**TASK DESCRIPTION**: Below are some records. Pull every line that contains the word "Project".

**DATA**:
* * * * * * * * *

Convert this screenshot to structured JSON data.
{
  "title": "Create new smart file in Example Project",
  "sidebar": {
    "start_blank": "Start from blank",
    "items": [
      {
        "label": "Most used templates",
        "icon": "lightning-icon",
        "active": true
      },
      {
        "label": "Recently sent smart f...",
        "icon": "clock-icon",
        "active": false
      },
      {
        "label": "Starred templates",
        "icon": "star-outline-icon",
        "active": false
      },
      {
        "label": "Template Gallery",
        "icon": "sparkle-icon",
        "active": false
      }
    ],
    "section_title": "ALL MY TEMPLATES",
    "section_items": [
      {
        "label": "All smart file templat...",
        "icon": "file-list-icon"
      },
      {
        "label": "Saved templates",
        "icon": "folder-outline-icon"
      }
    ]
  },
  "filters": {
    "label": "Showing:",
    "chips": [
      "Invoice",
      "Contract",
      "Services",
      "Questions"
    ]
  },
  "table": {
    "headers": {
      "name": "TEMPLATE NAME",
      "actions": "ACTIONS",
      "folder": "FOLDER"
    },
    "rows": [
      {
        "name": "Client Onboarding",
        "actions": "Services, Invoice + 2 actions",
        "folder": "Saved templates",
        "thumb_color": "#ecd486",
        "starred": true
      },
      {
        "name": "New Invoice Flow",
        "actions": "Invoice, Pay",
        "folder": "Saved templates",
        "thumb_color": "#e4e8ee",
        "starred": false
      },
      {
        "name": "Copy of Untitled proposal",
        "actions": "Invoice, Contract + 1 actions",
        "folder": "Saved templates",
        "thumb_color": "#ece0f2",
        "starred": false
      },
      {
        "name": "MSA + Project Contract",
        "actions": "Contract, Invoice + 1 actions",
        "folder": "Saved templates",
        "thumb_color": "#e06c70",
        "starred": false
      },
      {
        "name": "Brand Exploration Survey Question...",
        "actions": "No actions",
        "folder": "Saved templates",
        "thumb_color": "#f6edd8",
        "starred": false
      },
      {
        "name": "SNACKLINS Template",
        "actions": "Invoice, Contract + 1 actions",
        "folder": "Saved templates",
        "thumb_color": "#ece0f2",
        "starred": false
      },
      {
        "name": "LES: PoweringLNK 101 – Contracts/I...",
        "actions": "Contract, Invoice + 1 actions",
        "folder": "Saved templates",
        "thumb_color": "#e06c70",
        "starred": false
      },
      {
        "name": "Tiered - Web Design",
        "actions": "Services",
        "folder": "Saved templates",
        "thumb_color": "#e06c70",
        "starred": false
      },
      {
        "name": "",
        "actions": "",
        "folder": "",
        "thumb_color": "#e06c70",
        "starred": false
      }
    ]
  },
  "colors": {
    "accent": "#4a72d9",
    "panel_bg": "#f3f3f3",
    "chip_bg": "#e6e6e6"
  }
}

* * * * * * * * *

**RESULT FOR THIS TASK**:
  "title": "Create new smart file in Example Project",
        "name": "MSA + Project Contract",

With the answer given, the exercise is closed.